_WHAT YOU HAVE TO DO_
All records below must be reproduced exactly, although any pictures they contain are to be omitted.

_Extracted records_
----------------

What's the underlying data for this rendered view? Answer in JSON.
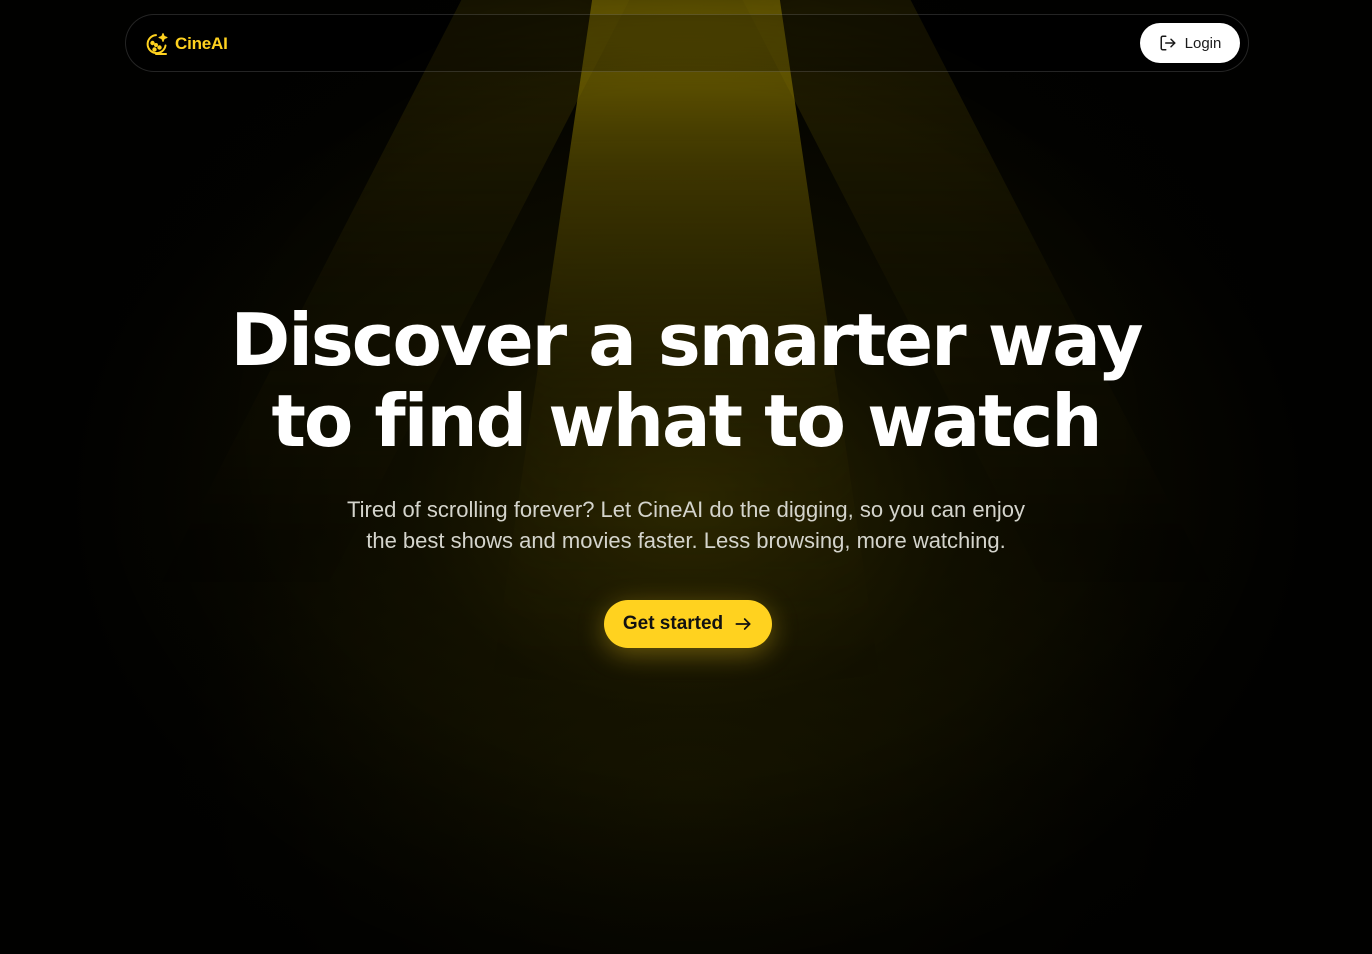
{
  "brand": {
    "name": "CineAI",
    "icon": "film-reel-sparkle-icon",
    "color": "#ffd21f"
  },
  "nav": {
    "login_label": "Login",
    "login_icon": "log-in-icon"
  },
  "hero": {
    "title_line1": "Discover a smarter way",
    "title_line2": "to find what to watch",
    "subtitle_line1": "Tired of scrolling forever? Let CineAI do the digging, so you can enjoy",
    "subtitle_line2": "the best shows and movies faster. Less browsing, more watching.",
    "cta_label": "Get started",
    "cta_icon": "arrow-right-icon"
  },
  "colors": {
    "accent": "#ffd21f",
    "background": "#020200",
    "text": "#ffffff",
    "subtext": "#d4d4cc"
  }
}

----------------

_RESPONSE FOR THIS EXERCISE_
What's the underlying data for this rendered view? Answer in JSON.
{
  "brand": {
    "name": "CineAI",
    "icon": "film-reel-sparkle-icon",
    "color": "#ffd21f"
  },
  "nav": {
    "login_label": "Login",
    "login_icon": "log-in-icon"
  },
  "hero": {
    "title_line1": "Discover a smarter way",
    "title_line2": "to find what to watch",
    "subtitle_line1": "Tired of scrolling forever? Let CineAI do the digging, so you can enjoy",
    "subtitle_line2": "the best shows and movies faster. Less browsing, more watching.",
    "cta_label": "Get started",
    "cta_icon": "arrow-right-icon"
  },
  "colors": {
    "accent": "#ffd21f",
    "background": "#020200",
    "text": "#ffffff",
    "subtext": "#d4d4cc"
  }
}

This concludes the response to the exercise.